The full set of entries below must be returned exactly as shown.

_ _ _ _ _ _ _

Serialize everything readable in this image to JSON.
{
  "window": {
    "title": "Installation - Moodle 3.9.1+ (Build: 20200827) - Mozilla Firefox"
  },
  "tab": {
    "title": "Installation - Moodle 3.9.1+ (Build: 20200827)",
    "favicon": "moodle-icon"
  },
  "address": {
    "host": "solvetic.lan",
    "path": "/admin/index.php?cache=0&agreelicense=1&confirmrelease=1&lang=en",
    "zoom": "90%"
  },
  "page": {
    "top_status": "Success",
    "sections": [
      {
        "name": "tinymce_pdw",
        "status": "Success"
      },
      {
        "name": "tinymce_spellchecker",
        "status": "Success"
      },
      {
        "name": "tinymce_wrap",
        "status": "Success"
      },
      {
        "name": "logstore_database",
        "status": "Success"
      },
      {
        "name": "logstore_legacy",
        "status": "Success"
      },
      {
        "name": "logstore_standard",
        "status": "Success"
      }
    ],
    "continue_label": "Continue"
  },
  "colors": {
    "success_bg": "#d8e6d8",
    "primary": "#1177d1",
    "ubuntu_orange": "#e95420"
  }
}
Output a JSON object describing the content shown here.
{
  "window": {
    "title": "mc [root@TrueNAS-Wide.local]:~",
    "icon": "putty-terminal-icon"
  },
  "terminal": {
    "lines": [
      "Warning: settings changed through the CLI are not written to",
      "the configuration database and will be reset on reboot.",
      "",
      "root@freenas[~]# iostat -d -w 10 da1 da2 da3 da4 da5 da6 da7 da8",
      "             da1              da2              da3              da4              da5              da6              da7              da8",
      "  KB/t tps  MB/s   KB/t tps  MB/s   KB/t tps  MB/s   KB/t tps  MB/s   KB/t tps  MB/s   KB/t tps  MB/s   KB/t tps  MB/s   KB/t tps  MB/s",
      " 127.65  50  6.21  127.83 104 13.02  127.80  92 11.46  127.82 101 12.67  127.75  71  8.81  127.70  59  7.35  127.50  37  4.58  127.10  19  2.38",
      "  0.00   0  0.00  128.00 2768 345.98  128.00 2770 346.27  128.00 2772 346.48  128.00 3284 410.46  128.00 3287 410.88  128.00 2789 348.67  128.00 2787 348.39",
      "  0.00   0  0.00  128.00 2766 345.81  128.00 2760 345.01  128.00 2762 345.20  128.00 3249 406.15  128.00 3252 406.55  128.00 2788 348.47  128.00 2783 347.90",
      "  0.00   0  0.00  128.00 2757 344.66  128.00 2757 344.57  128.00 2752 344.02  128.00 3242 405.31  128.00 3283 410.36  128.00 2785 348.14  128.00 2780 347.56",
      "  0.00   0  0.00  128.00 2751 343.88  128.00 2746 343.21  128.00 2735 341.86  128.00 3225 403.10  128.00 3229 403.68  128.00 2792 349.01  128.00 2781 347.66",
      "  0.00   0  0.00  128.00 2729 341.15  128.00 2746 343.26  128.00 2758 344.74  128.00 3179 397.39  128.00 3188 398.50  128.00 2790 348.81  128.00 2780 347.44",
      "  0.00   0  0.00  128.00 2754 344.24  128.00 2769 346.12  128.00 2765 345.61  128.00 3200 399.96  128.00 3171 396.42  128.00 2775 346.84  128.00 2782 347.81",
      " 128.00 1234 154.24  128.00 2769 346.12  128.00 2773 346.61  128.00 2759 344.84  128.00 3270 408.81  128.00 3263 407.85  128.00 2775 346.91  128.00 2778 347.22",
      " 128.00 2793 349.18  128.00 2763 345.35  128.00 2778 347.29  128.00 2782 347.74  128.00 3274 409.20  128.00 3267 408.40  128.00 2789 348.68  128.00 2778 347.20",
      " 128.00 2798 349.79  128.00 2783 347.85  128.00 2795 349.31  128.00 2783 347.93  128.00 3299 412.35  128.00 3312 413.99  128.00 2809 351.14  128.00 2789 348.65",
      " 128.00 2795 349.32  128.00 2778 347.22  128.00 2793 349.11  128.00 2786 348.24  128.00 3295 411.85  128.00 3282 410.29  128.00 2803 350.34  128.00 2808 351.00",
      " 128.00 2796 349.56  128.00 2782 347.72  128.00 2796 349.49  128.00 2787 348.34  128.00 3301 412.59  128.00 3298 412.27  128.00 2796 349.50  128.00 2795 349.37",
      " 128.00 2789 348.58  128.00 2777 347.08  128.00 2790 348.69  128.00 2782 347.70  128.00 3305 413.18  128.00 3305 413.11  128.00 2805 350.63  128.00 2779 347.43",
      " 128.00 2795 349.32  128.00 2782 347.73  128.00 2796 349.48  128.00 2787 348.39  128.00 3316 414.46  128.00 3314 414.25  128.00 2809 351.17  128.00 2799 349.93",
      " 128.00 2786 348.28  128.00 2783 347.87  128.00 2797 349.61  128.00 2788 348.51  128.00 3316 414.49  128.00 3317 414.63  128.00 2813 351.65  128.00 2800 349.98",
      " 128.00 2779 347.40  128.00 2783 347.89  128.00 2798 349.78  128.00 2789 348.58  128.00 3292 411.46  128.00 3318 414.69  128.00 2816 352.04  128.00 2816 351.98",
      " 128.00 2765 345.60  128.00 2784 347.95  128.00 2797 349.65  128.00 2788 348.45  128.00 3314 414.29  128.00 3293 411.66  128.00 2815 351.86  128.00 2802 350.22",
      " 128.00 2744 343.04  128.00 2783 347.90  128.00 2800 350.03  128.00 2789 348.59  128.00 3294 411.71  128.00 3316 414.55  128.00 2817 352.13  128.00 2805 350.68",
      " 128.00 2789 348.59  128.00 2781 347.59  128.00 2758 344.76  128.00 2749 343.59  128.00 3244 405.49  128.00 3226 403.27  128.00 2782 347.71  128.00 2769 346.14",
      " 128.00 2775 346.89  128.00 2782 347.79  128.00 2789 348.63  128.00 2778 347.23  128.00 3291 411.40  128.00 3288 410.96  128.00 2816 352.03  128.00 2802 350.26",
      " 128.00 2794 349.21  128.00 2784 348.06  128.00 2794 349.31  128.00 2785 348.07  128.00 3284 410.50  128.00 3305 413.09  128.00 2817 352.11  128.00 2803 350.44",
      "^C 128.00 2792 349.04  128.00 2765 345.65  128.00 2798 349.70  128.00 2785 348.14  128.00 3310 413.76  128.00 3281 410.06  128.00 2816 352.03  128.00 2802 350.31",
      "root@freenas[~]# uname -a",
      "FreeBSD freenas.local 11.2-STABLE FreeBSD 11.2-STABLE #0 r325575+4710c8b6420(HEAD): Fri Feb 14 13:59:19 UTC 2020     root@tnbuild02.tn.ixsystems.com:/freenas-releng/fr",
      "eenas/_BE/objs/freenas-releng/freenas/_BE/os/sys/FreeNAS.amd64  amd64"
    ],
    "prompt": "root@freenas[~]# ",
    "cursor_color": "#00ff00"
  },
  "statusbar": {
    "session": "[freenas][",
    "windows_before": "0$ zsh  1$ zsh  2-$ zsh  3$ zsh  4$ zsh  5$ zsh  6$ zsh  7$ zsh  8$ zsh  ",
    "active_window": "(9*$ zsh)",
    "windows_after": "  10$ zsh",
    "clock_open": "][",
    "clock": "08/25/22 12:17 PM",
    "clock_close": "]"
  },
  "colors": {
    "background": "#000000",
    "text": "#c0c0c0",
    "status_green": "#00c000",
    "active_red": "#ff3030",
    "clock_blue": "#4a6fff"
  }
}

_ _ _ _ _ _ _

## Result below:
Serialize everything readable in this image to JSON.
{
  "window": {
    "title": "Installation - Moodle 3.9.1+ (Build: 20200827) - Mozilla Firefox"
  },
  "tab": {
    "title": "Installation - Moodle 3.9.1+ (Build: 20200827)",
    "favicon": "moodle-icon"
  },
  "address": {
    "host": "solvetic.lan",
    "path": "/admin/index.php?cache=0&agreelicense=1&confirmrelease=1&lang=en",
    "zoom": "90%"
  },
  "page": {
    "top_status": "Success",
    "sections": [
      {
        "name": "tinymce_pdw",
        "status": "Success"
      },
      {
        "name": "tinymce_spellchecker",
        "status": "Success"
      },
      {
        "name": "tinymce_wrap",
        "status": "Success"
      },
      {
        "name": "logstore_database",
        "status": "Success"
      },
      {
        "name": "logstore_legacy",
        "status": "Success"
      },
      {
        "name": "logstore_standard",
        "status": "Success"
      }
    ],
    "continue_label": "Continue"
  },
  "colors": {
    "success_bg": "#d8e6d8",
    "primary": "#1177d1",
    "ubuntu_orange": "#e95420"
  }
}
Output a JSON object describing the content shown here.
{
  "window": {
    "title": "mc [root@TrueNAS-Wide.local]:~",
    "icon": "putty-terminal-icon"
  },
  "terminal": {
    "lines": [
      "Warning: settings changed through the CLI are not written to",
      "the configuration database and will be reset on reboot.",
      "",
      "root@freenas[~]# iostat -d -w 10 da1 da2 da3 da4 da5 da6 da7 da8",
      "             da1              da2              da3              da4              da5              da6              da7              da8",
      "  KB/t tps  MB/s   KB/t tps  MB/s   KB/t tps  MB/s   KB/t tps  MB/s   KB/t tps  MB/s   KB/t tps  MB/s   KB/t tps  MB/s   KB/t tps  MB/s",
      " 127.65  50  6.21  127.83 104 13.02  127.80  92 11.46  127.82 101 12.67  127.75  71  8.81  127.70  59  7.35  127.50  37  4.58  127.10  19  2.38",
      "  0.00   0  0.00  128.00 2768 345.98  128.00 2770 346.27  128.00 2772 346.48  128.00 3284 410.46  128.00 3287 410.88  128.00 2789 348.67  128.00 2787 348.39",
      "  0.00   0  0.00  128.00 2766 345.81  128.00 2760 345.01  128.00 2762 345.20  128.00 3249 406.15  128.00 3252 406.55  128.00 2788 348.47  128.00 2783 347.90",
      "  0.00   0  0.00  128.00 2757 344.66  128.00 2757 344.57  128.00 2752 344.02  128.00 3242 405.31  128.00 3283 410.36  128.00 2785 348.14  128.00 2780 347.56",
      "  0.00   0  0.00  128.00 2751 343.88  128.00 2746 343.21  128.00 2735 341.86  128.00 3225 403.10  128.00 3229 403.68  128.00 2792 349.01  128.00 2781 347.66",
      "  0.00   0  0.00  128.00 2729 341.15  128.00 2746 343.26  128.00 2758 344.74  128.00 3179 397.39  128.00 3188 398.50  128.00 2790 348.81  128.00 2780 347.44",
      "  0.00   0  0.00  128.00 2754 344.24  128.00 2769 346.12  128.00 2765 345.61  128.00 3200 399.96  128.00 3171 396.42  128.00 2775 346.84  128.00 2782 347.81",
      " 128.00 1234 154.24  128.00 2769 346.12  128.00 2773 346.61  128.00 2759 344.84  128.00 3270 408.81  128.00 3263 407.85  128.00 2775 346.91  128.00 2778 347.22",
      " 128.00 2793 349.18  128.00 2763 345.35  128.00 2778 347.29  128.00 2782 347.74  128.00 3274 409.20  128.00 3267 408.40  128.00 2789 348.68  128.00 2778 347.20",
      " 128.00 2798 349.79  128.00 2783 347.85  128.00 2795 349.31  128.00 2783 347.93  128.00 3299 412.35  128.00 3312 413.99  128.00 2809 351.14  128.00 2789 348.65",
      " 128.00 2795 349.32  128.00 2778 347.22  128.00 2793 349.11  128.00 2786 348.24  128.00 3295 411.85  128.00 3282 410.29  128.00 2803 350.34  128.00 2808 351.00",
      " 128.00 2796 349.56  128.00 2782 347.72  128.00 2796 349.49  128.00 2787 348.34  128.00 3301 412.59  128.00 3298 412.27  128.00 2796 349.50  128.00 2795 349.37",
      " 128.00 2789 348.58  128.00 2777 347.08  128.00 2790 348.69  128.00 2782 347.70  128.00 3305 413.18  128.00 3305 413.11  128.00 2805 350.63  128.00 2779 347.43",
      " 128.00 2795 349.32  128.00 2782 347.73  128.00 2796 349.48  128.00 2787 348.39  128.00 3316 414.46  128.00 3314 414.25  128.00 2809 351.17  128.00 2799 349.93",
      " 128.00 2786 348.28  128.00 2783 347.87  128.00 2797 349.61  128.00 2788 348.51  128.00 3316 414.49  128.00 3317 414.63  128.00 2813 351.65  128.00 2800 349.98",
      " 128.00 2779 347.40  128.00 2783 347.89  128.00 2798 349.78  128.00 2789 348.58  128.00 3292 411.46  128.00 3318 414.69  128.00 2816 352.04  128.00 2816 351.98",
      " 128.00 2765 345.60  128.00 2784 347.95  128.00 2797 349.65  128.00 2788 348.45  128.00 3314 414.29  128.00 3293 411.66  128.00 2815 351.86  128.00 2802 350.22",
      " 128.00 2744 343.04  128.00 2783 347.90  128.00 2800 350.03  128.00 2789 348.59  128.00 3294 411.71  128.00 3316 414.55  128.00 2817 352.13  128.00 2805 350.68",
      " 128.00 2789 348.59  128.00 2781 347.59  128.00 2758 344.76  128.00 2749 343.59  128.00 3244 405.49  128.00 3226 403.27  128.00 2782 347.71  128.00 2769 346.14",
      " 128.00 2775 346.89  128.00 2782 347.79  128.00 2789 348.63  128.00 2778 347.23  128.00 3291 411.40  128.00 3288 410.96  128.00 2816 352.03  128.00 2802 350.26",
      " 128.00 2794 349.21  128.00 2784 348.06  128.00 2794 349.31  128.00 2785 348.07  128.00 3284 410.50  128.00 3305 413.09  128.00 2817 352.11  128.00 2803 350.44",
      "^C 128.00 2792 349.04  128.00 2765 345.65  128.00 2798 349.70  128.00 2785 348.14  128.00 3310 413.76  128.00 3281 410.06  128.00 2816 352.03  128.00 2802 350.31",
      "root@freenas[~]# uname -a",
      "FreeBSD freenas.local 11.2-STABLE FreeBSD 11.2-STABLE #0 r325575+4710c8b6420(HEAD): Fri Feb 14 13:59:19 UTC 2020     root@tnbuild02.tn.ixsystems.com:/freenas-releng/fr",
      "eenas/_BE/objs/freenas-releng/freenas/_BE/os/sys/FreeNAS.amd64  amd64"
    ],
    "prompt": "root@freenas[~]# ",
    "cursor_color": "#00ff00"
  },
  "statusbar": {
    "session": "[freenas][",
    "windows_before": "0$ zsh  1$ zsh  2-$ zsh  3$ zsh  4$ zsh  5$ zsh  6$ zsh  7$ zsh  8$ zsh  ",
    "active_window": "(9*$ zsh)",
    "windows_after": "  10$ zsh",
    "clock_open": "][",
    "clock": "08/25/22 12:17 PM",
    "clock_close": "]"
  },
  "colors": {
    "background": "#000000",
    "text": "#c0c0c0",
    "status_green": "#00c000",
    "active_red": "#ff3030",
    "clock_blue": "#4a6fff"
  }
}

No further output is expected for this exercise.